Then their 21-year-old son (Luke Ford) goes to Shanghai without telling his parents and stumbles upon the tomb of Chinese emperor Qin Si Huang, bringing his evil spirit back. Naturally, his parents end up getting involved.
Tomb of the Dragon Emperor is actually the third installment of a series - “The Mummy” (1999) and “The Mummy Returns” (2001) - both of which I quite enjoyed years ago.
But this one’s really different from its predecessors.
It is directed by Rob Cohen, whereas the two earlier movies were directed and written by Stephen Sommers. It’s also set in China instead of Egypt.
Its production budget was also the biggest of the three. Considerable time and money has clearly been invested in the numerous action sequences.
We see impressively crafted CGI sorcery and warring ancient armies of Chinese mummies. There are even Yetis helping our heroes here - although aren’t they supposed to be living in Tibet or Nepal?
We also encounter a three-headed fire-breathing dragon, because the evil emperor turns out to be a shape-shifter.
But a big budget can only go so far. Despite its glorious computer effects, this film is not nearly as enjoyable as the first two movies. Even the CGI ultimately fails to rescue this film.
It’s not that the two earlier films were of significantly better quality. They were also popcorn movies, but at least they had an a spontaneous sense of authenticity that the third one tried but failed to get.

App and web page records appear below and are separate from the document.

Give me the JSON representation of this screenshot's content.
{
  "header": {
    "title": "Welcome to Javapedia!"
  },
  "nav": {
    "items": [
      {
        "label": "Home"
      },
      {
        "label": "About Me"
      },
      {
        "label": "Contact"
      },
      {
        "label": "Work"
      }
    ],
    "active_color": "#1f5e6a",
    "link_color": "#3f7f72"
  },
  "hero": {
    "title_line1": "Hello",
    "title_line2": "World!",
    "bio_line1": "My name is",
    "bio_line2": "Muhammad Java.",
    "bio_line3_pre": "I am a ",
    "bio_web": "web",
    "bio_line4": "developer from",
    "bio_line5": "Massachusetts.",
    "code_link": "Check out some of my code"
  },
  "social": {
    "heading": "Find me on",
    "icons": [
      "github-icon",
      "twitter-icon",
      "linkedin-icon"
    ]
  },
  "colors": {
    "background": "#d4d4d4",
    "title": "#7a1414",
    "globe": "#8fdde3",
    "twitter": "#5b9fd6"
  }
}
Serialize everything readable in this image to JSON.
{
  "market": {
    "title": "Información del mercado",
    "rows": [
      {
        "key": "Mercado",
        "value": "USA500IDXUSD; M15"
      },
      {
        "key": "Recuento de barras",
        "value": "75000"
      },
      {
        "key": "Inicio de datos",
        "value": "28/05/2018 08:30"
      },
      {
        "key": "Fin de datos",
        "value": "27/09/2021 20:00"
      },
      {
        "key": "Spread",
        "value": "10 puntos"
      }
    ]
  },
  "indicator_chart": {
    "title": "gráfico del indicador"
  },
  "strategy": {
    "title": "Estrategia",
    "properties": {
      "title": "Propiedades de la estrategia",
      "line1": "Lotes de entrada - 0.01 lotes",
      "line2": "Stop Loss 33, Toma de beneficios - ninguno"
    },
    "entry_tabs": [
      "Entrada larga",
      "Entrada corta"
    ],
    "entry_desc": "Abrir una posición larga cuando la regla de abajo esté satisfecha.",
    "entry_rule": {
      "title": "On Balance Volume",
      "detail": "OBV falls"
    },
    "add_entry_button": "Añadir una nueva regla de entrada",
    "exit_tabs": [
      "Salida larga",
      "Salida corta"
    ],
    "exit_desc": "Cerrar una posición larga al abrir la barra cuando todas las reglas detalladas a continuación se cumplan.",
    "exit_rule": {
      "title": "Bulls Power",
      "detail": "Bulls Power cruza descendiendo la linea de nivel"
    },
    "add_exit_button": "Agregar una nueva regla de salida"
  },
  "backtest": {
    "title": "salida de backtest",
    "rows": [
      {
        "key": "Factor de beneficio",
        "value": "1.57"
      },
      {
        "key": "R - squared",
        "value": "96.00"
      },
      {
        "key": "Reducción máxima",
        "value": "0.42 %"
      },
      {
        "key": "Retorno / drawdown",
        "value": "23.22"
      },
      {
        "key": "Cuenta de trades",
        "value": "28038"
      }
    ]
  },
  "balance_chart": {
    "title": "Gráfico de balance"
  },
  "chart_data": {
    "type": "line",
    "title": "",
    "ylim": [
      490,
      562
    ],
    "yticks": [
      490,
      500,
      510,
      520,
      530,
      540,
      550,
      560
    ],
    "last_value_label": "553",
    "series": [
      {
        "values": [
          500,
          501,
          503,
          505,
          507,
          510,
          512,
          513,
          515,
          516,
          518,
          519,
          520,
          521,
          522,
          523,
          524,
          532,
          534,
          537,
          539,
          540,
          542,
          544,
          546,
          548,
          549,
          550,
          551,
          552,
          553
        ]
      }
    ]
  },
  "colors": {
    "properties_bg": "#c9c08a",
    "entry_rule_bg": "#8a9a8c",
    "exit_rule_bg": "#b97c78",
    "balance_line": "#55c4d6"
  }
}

It’s not the only thing the new film failed to get. The actors seemed to have real problems.
For a start, they lacked chemistry, with each other and their roles. Brendan Fraser, who plays Rick O’Connell, a retired archeologist, is lackluster.
Maria Bello’s Evelyn was different from Rachel Weisz’s brave Evelyn in the earlier films, and not in a good way. Moreover, Evelyn’s British accent disappears, although Rick and Evelyn have lived in the English countryside for 13 years.
And they have a son Alex - introduced in this film by Rob Cohen - but the three did not appear convincing as a family.
Its one saving grace was the presence of a few Asian stars as the film was set in China. Michelle Yeoh, as a powerful sorceress, did a good job of integrating the disunited characters.
The Mummy: Tomb of the Dragon Emperor
Action, Adventure / 134 min.
By Choi Jung-in Contributing Writer [email@example.com]
Brendan Fraser (left) and Jet Li duke it out in the next “Mummy” installment.[MovieWeb]